  • decaying timber (for example, the floor boards)

Rising damp is usually treated with a damp proofing injection cream.

Penetrating damp

Penetrating damp is also sometimes referred to as 'rain penetration'. It occurs when moisture travels through an external wall and into the home.

Penetrating damp is usually the result of building defects like cracks in a wall(s), spalling bricks or faulty guttering. It can affect your home at any level, and can get worse after long and heavy periods of rain.

A few, common signs of penetrating damp are:

  • damaged or misshapen plaster
  • damage to the interior decoration of the home
  • damp patches that get bigger when they come into contact with moisture
  • mould growth

Treatment will depend on the individual property and the extent of the damage.

How to prevent damp

There are a few, simple things you can do to help prevent damp in your home:

  • Dry your clothes outside
  • Use the extractor fans in your kitchen and bathroom, if you have them
  • Air your home regularly by opening your windows for short periods of time
  • Keep your home warm

You should also check for, and cover, any gaps in window and door frames.


Mould is a naturally occurring fungi that grows on damp surfaces, in poorly ventilated conditions. Damp and condensation can both cause mould to grow and reproduce.

If your home is not kept warm and dry, it's at risk of mould growth.

Mould is a health concern and can make asthma worse - it can also cause other breathing problems.

How to prevent mould

If you take steps to prevent damp in your home, you are making sure that mould is less likely to grow too.

Keep your home as ventilated as possible - open windows regularly and always open windows after cooking or showering. You should also keep your doors closed, so that moisture does not have a chance to spread.

If you have thick carpets, clean them regularly. Do not block your radiators with furniture, or use them to dry clothes.

A home free of clutter is also less likely to see mould growth, as the air will have more space to circulate in.

The Centre for Sustainable Energy have published an easy to read guide about dealing with damp and mould in the home.


Condensation is a common household problem. It is a physical change where a gas turns into a liquid (it is the opposite of evaporation).

It can occur when warm, humid air meets a cold surface - for example, water vapour will release moisture (as water droplets) when it comes into contact with a window.

Condensation can cause damp, and then mould.

How to prevent condensation

The best way to prevent condensation is to keep your home well ventilated; warm and dry. Open your windows regularly so that fresh air can circulate.

Wipe down windows and their sills every morning, to prevent a build-up of excess moisture. You should also wipe down bathroom tiles after showering or having a bath.

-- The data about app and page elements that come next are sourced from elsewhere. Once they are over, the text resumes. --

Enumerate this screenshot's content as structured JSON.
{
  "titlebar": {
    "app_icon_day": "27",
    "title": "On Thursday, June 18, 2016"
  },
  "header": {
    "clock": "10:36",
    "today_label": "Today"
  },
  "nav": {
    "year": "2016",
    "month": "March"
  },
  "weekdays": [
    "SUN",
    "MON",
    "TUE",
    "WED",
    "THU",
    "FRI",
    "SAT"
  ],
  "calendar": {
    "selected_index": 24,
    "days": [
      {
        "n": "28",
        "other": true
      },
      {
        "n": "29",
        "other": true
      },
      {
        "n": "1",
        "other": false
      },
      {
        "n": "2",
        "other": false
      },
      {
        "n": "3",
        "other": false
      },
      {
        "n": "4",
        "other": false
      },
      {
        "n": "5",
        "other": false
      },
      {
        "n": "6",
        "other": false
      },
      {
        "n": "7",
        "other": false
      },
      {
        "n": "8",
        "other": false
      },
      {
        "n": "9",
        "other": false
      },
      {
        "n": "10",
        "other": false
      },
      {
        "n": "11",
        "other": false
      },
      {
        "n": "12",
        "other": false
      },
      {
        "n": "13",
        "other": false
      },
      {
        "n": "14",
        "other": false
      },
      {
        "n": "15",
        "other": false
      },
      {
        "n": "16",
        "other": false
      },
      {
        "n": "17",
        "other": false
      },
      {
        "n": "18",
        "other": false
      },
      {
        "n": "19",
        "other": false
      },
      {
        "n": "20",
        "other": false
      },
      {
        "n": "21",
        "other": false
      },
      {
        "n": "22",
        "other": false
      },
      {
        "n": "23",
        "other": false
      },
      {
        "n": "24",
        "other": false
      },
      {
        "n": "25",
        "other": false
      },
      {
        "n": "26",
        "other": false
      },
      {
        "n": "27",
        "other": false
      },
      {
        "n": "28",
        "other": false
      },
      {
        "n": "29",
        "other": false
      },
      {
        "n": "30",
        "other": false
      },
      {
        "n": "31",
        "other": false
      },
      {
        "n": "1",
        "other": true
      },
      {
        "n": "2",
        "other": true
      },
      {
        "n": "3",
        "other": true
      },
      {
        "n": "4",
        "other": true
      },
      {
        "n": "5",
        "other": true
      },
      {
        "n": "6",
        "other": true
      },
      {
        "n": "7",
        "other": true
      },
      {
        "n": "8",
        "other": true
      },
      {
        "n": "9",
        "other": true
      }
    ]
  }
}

Dehumidifiers, when regularly cleaned, are also an effective way of managing condensation as they remove water from air.

Contact us

If you still have a problem, and are a council tenant, please contact us and we will send somebody to inspect your home.